June 27, 2022

Perform a unit conversion from acceleration to velocity or displacement on time graphs.


Analyzing Long-term Car Strut Displacement

Goal: To determine a strut’s range of motion and its min/max displacement in the operational environment.

Software: ObserVIEW
Required licenses: Advanced


A car strut is a component of the vehicle’s suspension designed to hold its weight and absorb impact while driving. As a suspension component, the strut has a range of motion. If there is forced movement outside this range, the suspension will not ideally soften it or, in extreme cases, it will damage the vehicle.

To prevent these circumstances, the engineer may wish to test the range of motion a strut will exercise during a typical drive and view the minimum and maximum displacements the strut will experience compared to the car at rest.


This analysis utilized data that VR engineers recorded during a test drive of a BMW 340i in Grandville, MI, USA. The period of interest was from the time the car pulled onto I-196 to the time the car slowed upon exiting M-6. This high-speed period of the route was selected because differences in road levels are more damaging to the suspension at high speeds.

In ObserVIEW, the GPS map view was selected to display the driver’s route during the recording. To open MapVIEW, navigate to the Replay tab and select View GPS Data.

Using MapVIEW, the time selection band was adjusted to the period of interest only (Figure 1).

recorded waveform and associated GPS view

Figure 1. Using GPS map view to select the portion of the route to analyze.

After selecting the analysis range, we closed the map and added a displacement waveform. We also isolated the Strut(Z) channel by hiding the visibility of all other traces. The Traces pane is to the right of the main graph.

acceleration time waveform

Figure 2. Acceleration data for the period of interest.

Both the acceleration and displacement traces had extended periods that fell primarily above or below zero. This trend indicated that there was low-frequency content in the waveform that would interfere with the displacement calculation (Figure 3).

low-frequency content in an acceleration waveform

Figure 3. Low-frequency content that caused the acceleration data to stray from zero for extended periods.

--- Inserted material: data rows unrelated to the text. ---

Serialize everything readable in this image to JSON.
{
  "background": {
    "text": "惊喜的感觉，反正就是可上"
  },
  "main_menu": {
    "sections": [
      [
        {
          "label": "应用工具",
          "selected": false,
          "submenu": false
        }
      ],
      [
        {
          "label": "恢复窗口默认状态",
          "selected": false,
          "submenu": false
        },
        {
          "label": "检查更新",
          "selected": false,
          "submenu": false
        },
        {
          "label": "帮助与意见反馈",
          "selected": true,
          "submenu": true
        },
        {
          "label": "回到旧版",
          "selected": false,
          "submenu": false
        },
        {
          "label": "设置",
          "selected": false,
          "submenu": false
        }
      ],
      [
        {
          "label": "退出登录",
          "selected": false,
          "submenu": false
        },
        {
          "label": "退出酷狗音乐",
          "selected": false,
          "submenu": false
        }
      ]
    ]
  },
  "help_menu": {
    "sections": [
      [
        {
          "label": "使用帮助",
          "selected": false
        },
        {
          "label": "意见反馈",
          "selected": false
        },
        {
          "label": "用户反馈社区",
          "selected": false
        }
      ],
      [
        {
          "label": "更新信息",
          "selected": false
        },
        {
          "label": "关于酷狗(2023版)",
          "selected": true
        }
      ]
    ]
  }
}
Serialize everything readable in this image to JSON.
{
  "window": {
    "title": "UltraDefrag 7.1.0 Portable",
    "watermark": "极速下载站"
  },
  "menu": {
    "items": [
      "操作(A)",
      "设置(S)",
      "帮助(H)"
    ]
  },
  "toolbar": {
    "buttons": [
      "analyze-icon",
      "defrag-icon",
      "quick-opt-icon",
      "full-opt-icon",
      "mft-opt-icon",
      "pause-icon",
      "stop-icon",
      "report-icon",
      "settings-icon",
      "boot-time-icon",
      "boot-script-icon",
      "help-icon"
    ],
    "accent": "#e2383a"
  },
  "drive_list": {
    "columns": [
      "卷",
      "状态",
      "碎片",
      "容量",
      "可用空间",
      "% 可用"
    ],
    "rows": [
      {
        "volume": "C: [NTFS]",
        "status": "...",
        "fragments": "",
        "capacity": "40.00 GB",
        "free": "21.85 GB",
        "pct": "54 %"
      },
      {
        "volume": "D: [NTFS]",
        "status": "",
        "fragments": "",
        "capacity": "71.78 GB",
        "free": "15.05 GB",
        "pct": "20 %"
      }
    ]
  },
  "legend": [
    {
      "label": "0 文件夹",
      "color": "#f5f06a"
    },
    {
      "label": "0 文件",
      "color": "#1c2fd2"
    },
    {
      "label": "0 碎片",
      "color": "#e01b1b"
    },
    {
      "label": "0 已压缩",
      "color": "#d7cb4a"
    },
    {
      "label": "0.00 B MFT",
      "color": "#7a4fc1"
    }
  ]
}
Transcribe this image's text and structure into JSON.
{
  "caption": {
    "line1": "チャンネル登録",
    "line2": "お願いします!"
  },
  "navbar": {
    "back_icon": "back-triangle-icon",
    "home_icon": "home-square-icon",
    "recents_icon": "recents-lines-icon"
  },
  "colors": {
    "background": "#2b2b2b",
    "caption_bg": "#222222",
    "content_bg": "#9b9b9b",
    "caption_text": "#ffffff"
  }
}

In ObserVIEW, this low-frequency content can be removed from the acceleration waveform using a high-pass filter. We increased the filter corner frequency in increments until only the data of interest deviated the trace from zero (Figure 4).

To add a high-pass filter, navigate to the Trace Properties pane and select “Enable high pass filter.”

high-pass filter on an acceleration waveform

Figure 4. A high pass filter with a corner frequency of 10Hz removed low-frequency content.

After the acceleration data was filtered, we added a displacement graph. To add a new graph, navigate the Home tab and select Add Graph. Then, we slowly increased the corner frequency until the data appeared to be centered at zero.

acceleration converted to displacement

Figure 5. The acceleration data converted to displacement using a corner frequency of 2Hz.

Finally, the peak amplitudes in each direction were identified by placing a max and a min cursor near the peaks. To add a cursor to a graph, navigate to the Home tab and select Add Cursor.

minimum and maximum values on a displacement waveform

Figure 6. Minimum and maximum values show displacement range.